Information provided:
------------------------------------------------------------------------

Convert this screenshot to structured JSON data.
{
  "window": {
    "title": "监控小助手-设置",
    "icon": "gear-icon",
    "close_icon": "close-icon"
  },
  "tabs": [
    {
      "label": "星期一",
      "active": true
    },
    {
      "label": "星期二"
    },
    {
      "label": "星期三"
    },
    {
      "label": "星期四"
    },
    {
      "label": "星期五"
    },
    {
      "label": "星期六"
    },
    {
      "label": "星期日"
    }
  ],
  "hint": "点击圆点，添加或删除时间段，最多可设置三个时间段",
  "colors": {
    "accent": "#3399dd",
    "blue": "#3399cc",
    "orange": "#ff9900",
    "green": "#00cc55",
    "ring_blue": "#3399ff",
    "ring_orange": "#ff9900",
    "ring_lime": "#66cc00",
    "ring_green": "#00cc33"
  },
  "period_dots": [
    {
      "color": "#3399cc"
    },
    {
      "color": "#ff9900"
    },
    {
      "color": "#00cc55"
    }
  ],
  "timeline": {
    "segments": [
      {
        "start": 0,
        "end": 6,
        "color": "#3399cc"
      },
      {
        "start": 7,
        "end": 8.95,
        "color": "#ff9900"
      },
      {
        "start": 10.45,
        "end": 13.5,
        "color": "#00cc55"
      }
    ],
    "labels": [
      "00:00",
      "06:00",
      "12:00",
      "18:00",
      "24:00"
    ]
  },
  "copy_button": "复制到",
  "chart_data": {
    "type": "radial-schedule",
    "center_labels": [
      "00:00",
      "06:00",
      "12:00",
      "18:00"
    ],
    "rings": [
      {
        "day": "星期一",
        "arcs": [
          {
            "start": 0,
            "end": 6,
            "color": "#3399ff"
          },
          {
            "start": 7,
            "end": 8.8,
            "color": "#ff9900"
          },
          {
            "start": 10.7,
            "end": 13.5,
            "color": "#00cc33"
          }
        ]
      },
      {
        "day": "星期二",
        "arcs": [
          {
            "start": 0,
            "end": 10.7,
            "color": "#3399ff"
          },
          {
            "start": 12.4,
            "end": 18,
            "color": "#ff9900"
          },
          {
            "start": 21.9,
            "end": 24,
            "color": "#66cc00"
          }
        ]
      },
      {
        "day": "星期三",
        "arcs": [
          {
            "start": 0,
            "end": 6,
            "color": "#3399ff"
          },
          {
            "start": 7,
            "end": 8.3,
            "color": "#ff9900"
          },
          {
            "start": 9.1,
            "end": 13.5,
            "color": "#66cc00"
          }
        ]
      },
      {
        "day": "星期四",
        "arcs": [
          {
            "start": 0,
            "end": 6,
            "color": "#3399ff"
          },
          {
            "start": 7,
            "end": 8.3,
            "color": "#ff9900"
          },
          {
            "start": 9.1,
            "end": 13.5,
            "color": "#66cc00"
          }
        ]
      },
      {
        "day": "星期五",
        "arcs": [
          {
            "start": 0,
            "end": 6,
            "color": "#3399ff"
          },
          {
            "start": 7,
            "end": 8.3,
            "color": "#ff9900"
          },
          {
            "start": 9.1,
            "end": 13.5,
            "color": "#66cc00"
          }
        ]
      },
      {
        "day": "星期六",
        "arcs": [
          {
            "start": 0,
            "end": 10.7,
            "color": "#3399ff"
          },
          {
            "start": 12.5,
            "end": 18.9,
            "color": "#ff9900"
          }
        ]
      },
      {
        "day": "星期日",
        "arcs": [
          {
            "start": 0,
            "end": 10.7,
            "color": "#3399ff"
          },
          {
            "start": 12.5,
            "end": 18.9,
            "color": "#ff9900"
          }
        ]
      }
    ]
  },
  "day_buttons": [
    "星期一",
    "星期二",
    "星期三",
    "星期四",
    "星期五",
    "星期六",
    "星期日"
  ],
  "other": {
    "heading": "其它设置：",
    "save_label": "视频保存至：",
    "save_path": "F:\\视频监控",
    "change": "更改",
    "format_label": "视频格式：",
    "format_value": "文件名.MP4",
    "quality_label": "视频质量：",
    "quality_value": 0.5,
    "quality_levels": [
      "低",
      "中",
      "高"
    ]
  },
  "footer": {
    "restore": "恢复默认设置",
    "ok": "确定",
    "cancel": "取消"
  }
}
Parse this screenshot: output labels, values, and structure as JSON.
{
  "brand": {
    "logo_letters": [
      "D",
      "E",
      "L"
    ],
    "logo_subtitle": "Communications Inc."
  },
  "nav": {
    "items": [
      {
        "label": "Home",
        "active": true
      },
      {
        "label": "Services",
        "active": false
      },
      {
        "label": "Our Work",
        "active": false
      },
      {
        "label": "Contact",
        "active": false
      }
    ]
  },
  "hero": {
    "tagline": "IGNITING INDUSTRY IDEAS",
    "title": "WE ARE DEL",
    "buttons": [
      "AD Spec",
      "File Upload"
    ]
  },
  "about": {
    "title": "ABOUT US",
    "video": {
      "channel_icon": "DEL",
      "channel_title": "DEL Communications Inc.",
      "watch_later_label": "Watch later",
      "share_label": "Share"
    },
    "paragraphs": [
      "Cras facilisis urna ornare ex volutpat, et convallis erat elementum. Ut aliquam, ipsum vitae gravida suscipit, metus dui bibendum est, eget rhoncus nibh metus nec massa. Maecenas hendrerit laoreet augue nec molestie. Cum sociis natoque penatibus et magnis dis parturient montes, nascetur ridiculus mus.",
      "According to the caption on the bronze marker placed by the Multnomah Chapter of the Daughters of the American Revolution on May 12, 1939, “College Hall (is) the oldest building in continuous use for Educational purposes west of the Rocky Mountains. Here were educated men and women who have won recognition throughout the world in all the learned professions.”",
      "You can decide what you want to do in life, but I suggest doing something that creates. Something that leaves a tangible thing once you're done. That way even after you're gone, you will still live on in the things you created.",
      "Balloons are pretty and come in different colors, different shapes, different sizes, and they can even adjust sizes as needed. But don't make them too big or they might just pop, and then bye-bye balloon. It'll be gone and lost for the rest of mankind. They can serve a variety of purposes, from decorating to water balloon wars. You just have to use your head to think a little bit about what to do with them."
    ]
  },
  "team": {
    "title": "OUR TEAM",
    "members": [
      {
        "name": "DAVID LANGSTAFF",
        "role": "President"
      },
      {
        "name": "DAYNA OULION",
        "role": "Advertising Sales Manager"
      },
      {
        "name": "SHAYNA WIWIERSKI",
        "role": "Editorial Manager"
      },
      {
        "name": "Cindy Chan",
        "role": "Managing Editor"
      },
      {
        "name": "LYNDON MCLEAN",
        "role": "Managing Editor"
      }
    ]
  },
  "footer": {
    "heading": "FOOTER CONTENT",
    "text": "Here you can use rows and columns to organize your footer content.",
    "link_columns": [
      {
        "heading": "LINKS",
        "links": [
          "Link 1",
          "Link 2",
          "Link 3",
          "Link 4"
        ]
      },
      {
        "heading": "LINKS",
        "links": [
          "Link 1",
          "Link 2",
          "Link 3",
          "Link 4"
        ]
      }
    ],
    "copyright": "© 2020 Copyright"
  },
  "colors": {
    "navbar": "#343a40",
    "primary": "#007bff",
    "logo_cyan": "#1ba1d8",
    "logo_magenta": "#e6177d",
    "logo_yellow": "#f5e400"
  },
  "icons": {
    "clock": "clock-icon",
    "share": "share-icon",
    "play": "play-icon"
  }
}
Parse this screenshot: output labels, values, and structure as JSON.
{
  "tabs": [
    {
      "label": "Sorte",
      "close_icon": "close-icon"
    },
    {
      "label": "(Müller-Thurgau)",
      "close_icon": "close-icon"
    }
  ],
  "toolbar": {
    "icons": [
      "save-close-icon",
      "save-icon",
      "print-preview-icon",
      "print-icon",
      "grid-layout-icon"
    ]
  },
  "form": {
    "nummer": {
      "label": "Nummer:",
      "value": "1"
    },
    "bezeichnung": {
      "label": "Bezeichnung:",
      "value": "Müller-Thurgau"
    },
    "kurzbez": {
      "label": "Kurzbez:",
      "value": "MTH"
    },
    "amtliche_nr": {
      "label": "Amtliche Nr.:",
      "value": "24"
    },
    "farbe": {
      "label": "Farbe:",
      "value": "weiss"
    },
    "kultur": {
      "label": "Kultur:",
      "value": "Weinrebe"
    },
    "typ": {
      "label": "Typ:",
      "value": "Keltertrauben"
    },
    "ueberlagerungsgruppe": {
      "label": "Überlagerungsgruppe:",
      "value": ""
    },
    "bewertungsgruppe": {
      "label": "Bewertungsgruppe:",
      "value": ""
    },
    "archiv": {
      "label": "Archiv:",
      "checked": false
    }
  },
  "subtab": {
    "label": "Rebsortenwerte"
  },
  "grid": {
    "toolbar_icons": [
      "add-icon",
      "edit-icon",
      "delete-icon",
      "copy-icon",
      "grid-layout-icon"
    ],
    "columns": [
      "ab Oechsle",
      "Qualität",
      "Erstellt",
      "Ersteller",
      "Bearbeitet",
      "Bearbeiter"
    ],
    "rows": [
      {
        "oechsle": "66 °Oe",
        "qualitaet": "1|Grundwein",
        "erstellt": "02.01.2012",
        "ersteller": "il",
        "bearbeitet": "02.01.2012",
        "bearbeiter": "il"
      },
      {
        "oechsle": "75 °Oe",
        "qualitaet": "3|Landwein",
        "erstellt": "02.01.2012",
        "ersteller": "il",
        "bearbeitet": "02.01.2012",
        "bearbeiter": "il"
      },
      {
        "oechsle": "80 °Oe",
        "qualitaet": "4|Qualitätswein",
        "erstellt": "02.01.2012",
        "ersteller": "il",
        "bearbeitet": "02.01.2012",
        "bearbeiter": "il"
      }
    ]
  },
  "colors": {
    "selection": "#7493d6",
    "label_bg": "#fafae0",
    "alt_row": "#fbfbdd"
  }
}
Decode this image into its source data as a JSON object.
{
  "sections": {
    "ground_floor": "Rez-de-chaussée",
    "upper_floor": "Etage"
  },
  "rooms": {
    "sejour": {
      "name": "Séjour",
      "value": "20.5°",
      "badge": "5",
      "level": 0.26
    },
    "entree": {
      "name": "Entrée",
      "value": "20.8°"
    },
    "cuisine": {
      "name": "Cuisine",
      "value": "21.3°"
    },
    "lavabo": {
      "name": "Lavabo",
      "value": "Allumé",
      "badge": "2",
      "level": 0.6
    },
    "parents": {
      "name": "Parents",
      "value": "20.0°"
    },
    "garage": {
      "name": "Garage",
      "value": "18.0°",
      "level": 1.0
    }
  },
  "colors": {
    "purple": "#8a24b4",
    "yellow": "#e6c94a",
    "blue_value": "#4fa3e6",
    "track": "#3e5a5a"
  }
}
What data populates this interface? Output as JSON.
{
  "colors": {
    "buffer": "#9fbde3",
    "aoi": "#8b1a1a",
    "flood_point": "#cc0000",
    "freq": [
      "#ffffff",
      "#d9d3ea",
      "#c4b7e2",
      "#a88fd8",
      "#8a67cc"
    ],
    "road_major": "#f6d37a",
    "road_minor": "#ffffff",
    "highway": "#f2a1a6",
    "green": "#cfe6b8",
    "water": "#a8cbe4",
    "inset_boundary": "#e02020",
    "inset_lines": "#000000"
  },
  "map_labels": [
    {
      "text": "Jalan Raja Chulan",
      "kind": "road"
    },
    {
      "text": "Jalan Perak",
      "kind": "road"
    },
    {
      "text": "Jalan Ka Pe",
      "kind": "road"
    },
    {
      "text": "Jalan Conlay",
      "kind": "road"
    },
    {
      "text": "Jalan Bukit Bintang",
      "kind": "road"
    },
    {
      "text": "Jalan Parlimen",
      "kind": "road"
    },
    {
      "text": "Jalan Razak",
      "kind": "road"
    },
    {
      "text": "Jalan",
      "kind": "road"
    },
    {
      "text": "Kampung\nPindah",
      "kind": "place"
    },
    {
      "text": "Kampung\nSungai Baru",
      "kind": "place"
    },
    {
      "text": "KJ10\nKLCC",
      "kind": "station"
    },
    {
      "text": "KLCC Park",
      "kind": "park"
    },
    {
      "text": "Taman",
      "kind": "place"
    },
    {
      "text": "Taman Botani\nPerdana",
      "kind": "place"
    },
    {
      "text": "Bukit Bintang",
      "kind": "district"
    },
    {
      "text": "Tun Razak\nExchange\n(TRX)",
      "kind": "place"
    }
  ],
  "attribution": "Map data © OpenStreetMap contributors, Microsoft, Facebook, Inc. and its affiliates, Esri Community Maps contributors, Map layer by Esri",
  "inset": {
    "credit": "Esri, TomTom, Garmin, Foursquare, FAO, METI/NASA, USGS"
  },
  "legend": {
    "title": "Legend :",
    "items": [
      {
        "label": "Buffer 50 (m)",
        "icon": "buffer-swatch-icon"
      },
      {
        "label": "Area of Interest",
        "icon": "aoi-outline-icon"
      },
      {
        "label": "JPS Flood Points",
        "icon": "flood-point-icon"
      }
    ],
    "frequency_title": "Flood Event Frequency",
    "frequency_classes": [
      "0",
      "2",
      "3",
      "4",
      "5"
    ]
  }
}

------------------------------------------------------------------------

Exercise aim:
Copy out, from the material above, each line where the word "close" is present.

Response for this exercise:
    "close_icon": "close-icon"
      "close_icon": "close-icon"
      "close_icon": "close-icon"
      "save-close-icon",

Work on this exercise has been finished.